    • Inexperienced writers rely too heavily on “and” as a transition, but that doesn’t make “and” incorrect

    • Don’t begin a sentence with “because.”

    • Taught to students to help them avoid sentence fragments

    • Williams says he tends to follow this rule even though because is not incorrect

More folklore
More folklore

  • Distinction between “that” and “which”

    • Note that Williams says he does follow this rule but not because of correctness but because of style.

    • Note that Williams says he breaks this rule when it sounds better to do so.

Which one s does williams think best better why any incorrect
Which one(s) does Williams think best/better? Why? Any incorrect?

As the expenses are minor, we need not discuss them

Since the expenses are minor, we need not discuss them.

Because the expenses are minor, we need not discuss them.

We need not discuss the expenses because they are minor.

More folklore1
More Folklore

  • Fewer and less

  • Don’t use since for to mean because

    • Notice Williams thinks since is a better choice than because at beginning of sentence

    • He does note that “since” can be “weak” at end of sentence

    • In an earlier edition he writes that “as” for causation is weak and we should use “since” instead.


Ralph Waldo Emerson: “Hobgoblin of little minds”

Invented rules that have been enforced with particular zealotry (though they don’t interfere with clarity or grace).


Never use “like” for “as” or “as if”

Don’t use “hopefully” to mean “I hope”

Don’t use “finalize” to mean “finish” or “complete”

Don’t use “impact” as a verb

Don’t modify absolute adjectives like perfect, unique, final, complete (Williams actually thinks this is a good principle)

Never use “irregardless “or “irrespective” (Williams says you have to follow this rule, no matter that it doesn’t make sense, or you will be judged)

More folklore2
More Folklore

What are some of the “rules” you have been taught (or have learned)

Folklore vs elegant options
Folklore vs. Elegant options

Both are invented rules.

A careful reader WILL notice when a writer follows the “invented rules” that are elegant options (though not when the writer violates them).

The reader will sense the extra care the writer has taken.

Elegant options
Elegant Options

  • Don’t split infinitives

    “to boldly go” vs. “to go boldly”

  • Use whom for object of preposition

    • “Who do I give the letter to?” vs. “To whom do I give the letter.”

  • Don’t end a sentence with a preposition

    • See above.

  • Use a singular verb with none and any.

    • “Any are fine.” vs. “Any is fine.”

Words to get right pg 21 22
Words to get right (pg 21-22)

There are words that we use incorrectly (aggravate for annoy), and the definitions haven’t yet caught up. In 50 years, through constant misuse, the definition for “aggravate” may come to be “annoy,” but the dictionary definition of aggravate still, today, means “to make worse.”

When you get them right, the reader will notice the special care you’ve taken.

Write tuesday s quiz
Write Tuesday’s quiz

Write two sentences for each assigned word.

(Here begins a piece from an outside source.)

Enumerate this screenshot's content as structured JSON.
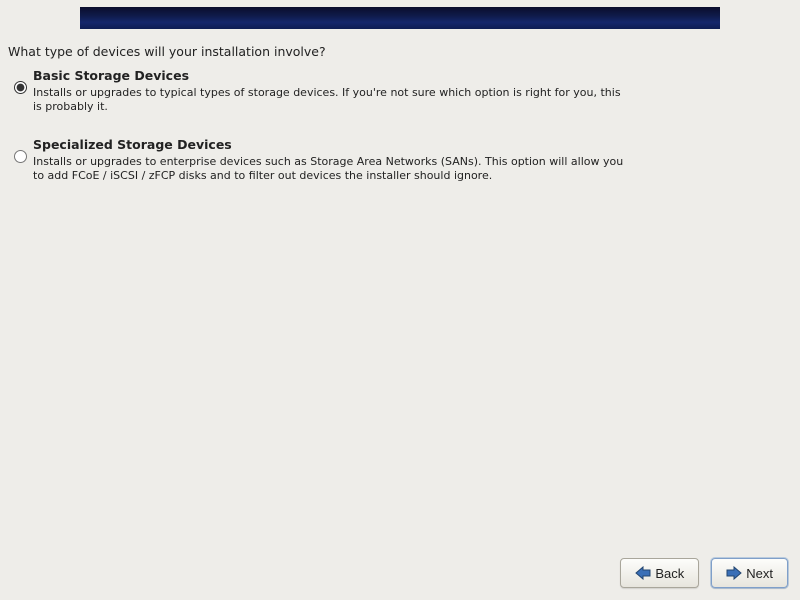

One sentence uses the word correctly. One sentence uses the word incorrectly.

Common mistaken words
Common mistaken words

You get no careful writer points for getting these correct and will be dinged for getting them wrong.

Imply vs. infer

Principle vs. principal

Accept vs. except

Capital vs. capitol

Affect vs. effect

Proceed vs. preceed

Discrete vs. discreet